A communication plan is an outline of how you and your project team will be communicating over the course of a project. This plan can help you clarify exactly where and when your team can find information. For example, a communication plan will often define the various communication channels you should use—like email, messages, or in-person meetings. You can also use this plan to explain how often you’ll use each channel, or who should be included in different channel communications.
A communication plan can give your team a clear sense of where and when they should be communicating. Typically, your plan should also include information about when you’ll be communicating project tracking details—like status updates.Read: Why a clear communication plan is more important than you think
Once you’re actually working on your project, you can use visual project management tools to track your work more effectively. There are three types of visual project management:
Gantt charts, which offer a timeline-style view of your project and make it easy to visualize any work dependencies. Gantt charts often show key project milestones, too.
Kanban boards, which are an effective way to track task status. In a Kanban board, work moves through stages, which are represented by columns. For example, you might have To do, Doing, and Done columns in a Kanban board.
Calendars, which give your team a clear sense of when project deliverables are due.
For complex projects, you can also create a project roadmap to give team members a way to easily visualize the overall project schedule. A project roadmap is a high-level project timeline, so stakeholders can get an overview of your project deliverables, key milestones, and overall project goals.Read: Project roadmaps: What they are and why you need them
At the individual task level, it’s helpful to track additional project details, like how long a task will take to complete. Project tracking tools often offer time tracking integrations, to help you accurately track time spent on projects and tasks with less effort.
In project management, a resource is anything that helps you complete a project—including team members, budget, or available tools. A resource management plan can help you clearly define your project resources and their capacity, so everyone understands what resources are available for project work.Read: Your guide to getting started with resource management
Good project tracking—like all the best workflows—can make it easier for your team to collaborate and communicate. Instead of manually inputting project tracking details into spreadsheets or slide decks, online project tracking tools break down silos to help you track work where you actually work. Share all of your important project information—like details, documents, feedback, and messages—in one place.

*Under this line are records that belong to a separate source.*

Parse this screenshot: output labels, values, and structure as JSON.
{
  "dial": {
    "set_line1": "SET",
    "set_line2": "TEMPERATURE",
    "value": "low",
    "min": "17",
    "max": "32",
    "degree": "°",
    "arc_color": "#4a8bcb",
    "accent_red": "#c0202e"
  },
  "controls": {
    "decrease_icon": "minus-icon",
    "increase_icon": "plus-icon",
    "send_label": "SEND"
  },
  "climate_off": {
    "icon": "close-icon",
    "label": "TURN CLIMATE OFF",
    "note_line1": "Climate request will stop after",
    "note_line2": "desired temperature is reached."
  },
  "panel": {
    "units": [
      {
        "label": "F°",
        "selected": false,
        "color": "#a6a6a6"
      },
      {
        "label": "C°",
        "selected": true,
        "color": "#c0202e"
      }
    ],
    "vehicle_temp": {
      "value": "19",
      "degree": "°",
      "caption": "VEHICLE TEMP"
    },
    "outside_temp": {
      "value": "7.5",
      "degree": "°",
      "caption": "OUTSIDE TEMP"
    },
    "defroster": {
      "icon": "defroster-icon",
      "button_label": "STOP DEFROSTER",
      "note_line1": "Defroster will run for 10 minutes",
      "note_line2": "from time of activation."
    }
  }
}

Project tracking makes it easy for team members, stakeholders, and cross-functional collaborators to see and track work from every angle.
Interested in getting started? Learn how Asana can help your team organize work and stay in sync by tracking all of your project information in one place.Create a project tracker template